Your goal —
As you look over the data below, please find each line where the word "stock" appears, then copy it.

Website and app data records
■ ■ ■ ■

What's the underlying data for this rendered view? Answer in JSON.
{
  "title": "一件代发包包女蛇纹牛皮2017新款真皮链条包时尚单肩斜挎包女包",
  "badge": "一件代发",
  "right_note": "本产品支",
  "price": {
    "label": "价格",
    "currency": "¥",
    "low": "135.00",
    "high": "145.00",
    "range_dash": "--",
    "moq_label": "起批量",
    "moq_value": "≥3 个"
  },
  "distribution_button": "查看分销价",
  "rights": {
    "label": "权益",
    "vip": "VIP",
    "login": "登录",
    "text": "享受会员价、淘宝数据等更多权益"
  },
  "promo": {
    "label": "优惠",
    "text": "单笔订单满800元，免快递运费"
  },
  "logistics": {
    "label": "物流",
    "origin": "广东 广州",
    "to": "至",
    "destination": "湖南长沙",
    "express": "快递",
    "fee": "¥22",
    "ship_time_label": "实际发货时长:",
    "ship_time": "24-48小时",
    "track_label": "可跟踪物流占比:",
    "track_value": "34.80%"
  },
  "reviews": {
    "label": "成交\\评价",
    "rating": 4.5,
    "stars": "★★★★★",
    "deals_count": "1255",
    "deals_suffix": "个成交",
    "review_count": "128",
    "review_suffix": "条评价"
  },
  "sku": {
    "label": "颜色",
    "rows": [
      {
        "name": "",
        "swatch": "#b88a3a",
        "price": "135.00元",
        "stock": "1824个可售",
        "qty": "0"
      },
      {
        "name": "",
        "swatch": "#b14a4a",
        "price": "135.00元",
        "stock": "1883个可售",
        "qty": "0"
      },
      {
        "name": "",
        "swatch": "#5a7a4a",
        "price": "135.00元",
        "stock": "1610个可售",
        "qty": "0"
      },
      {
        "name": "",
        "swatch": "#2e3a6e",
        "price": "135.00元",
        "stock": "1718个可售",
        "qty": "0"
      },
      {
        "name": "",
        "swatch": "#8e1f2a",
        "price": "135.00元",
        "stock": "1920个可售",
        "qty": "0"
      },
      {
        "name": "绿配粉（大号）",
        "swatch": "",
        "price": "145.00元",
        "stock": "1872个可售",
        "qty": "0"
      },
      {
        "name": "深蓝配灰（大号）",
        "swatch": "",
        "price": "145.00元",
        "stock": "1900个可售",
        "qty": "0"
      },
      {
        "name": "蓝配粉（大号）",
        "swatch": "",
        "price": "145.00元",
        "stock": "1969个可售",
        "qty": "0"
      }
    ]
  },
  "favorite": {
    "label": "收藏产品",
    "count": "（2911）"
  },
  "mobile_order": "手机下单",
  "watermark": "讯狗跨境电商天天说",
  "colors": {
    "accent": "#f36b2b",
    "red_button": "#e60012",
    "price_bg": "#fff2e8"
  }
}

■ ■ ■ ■

Result —
        "stock": "1824个可售",
        "stock": "1883个可售",
        "stock": "1610个可售",
        "stock": "1718个可售",
        "stock": "1920个可售",
        "stock": "1872个可售",
        "stock": "1900个可售",
        "stock": "1969个可售",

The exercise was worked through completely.